Polls show an unusually tight presidential race in Texas, with Trump leading Biden by less than 2 points in a state Republicans used to routinely win by double digits. As in other competitive states, Democratic leaders say the key to flipping Texas is winning new voters in its fast-growing and rapidly diversifying suburbs.
A recent poll showed Trump and Biden in a dead heat among suburban voters in Texas, tied at 49 percent.
But if Democrats are gaining ground in Prestonwood Forest, it isn't reflected in the campaign signs posted in people's yards. On a recent drive through the neighborhood, Trump signs outnumbered Biden signs by at least 10 to 1, although that doesn't account for the preferences of residents in the surrounding apartment complexes.
Linda Mattson, a 65-year-old white retiree, is one of the few Prestonwood residents with a Biden sign on her lawn. That's because she doesn't mind getting into arguments with her neighbors, she said. Mattson was one of the commenters who criticized the woman who said Prestonwood Forest was turning into "the 'hood."

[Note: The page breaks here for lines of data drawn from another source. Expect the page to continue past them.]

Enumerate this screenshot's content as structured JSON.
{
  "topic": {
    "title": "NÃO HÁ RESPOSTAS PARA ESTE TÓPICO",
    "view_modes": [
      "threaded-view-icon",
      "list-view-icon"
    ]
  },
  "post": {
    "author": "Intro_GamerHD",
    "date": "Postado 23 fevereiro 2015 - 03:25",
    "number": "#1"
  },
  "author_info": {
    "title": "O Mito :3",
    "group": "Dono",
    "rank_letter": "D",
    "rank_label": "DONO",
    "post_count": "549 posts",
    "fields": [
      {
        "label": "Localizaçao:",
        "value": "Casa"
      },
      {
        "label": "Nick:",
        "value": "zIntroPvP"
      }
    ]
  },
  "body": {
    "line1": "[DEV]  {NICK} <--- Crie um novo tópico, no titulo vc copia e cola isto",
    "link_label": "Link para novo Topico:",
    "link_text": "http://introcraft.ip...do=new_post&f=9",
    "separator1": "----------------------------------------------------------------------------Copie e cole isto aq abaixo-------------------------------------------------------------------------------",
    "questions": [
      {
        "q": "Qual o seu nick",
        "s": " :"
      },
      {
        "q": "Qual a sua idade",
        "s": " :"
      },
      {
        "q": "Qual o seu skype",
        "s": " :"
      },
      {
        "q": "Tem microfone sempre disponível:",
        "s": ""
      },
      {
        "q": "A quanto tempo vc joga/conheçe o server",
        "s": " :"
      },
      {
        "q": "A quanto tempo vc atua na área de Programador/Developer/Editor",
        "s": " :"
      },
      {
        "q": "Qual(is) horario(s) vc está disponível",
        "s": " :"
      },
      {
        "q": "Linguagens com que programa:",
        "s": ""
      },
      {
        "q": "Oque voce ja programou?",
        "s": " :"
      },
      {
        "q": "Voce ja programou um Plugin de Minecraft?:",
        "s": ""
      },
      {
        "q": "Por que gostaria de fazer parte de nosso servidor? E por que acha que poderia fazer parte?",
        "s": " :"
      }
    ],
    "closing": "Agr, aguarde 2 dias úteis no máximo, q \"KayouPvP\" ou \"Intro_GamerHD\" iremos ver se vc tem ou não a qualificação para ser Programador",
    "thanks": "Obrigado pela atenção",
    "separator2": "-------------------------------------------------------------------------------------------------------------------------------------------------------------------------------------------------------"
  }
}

"I think I told her, 'Excuse me, your racism is showing,'" Mattson said, laughing as she talked with a reporter on her front porch.
Mattson, who moved to Prestonwood Forest 25 years ago, said she is glad the neighborhood is growing more diverse. But she acknowledges that she and some of her neighbors have become more combative when it comes to politics.
She blames Trump and those who support him. She hasn't seen more crime in the neighborhood, she said, and indeed, monthly reports compiled by the county constable show few incidents of serious criminal activity in Prestonwood since 2015. Anyone who believes otherwise, Mattson said, is buying into the president's "fearmongering."
"I'm sorry, but when I see a Trump sign in somebody's yard, all I can think is how ignorant you must be to openly support someone like that," Mattson said.
Tony and Ayo Jones, the Black couple who moved in just before Harvey, had a more visceral reaction to the signs this summer.
They think about Trump's comments in 2017, when he said there were fine people on "both sides" after a violent clash between white supremacists and anti-racist protesters in Charlottesville, Virginia, before issuing a statement days later condemning white nationalists. To the Joneses, a Trump sign represents more than just a political statement.
"I see that and I think: 'I'm not welcome here. You are against me,'" Ayo said, emphasizing that she never felt that way about previous presidential candidates. "And so it's hard not to take it personally. It's not just politics."
The Trump signs and their neighbors' Facebook comments — combined with broader experiences of discrimination as Black people in America — made Tony and Ayo feel so unwelcome, they did something extraordinary last month: They packed up and moved to Ghana, in West Africa, where Ayo's father was born, becoming part of a movement of Black Americans relocating to African countries to escape systemic racism.
"It was time," Tony said days after settling in their new home. "We're loving it."
But the Joneses haven't given up on their suburban home. They still own their house in Prestonwood Forest. And last month, they requested mail-in ballots.
They plan to vote absentee.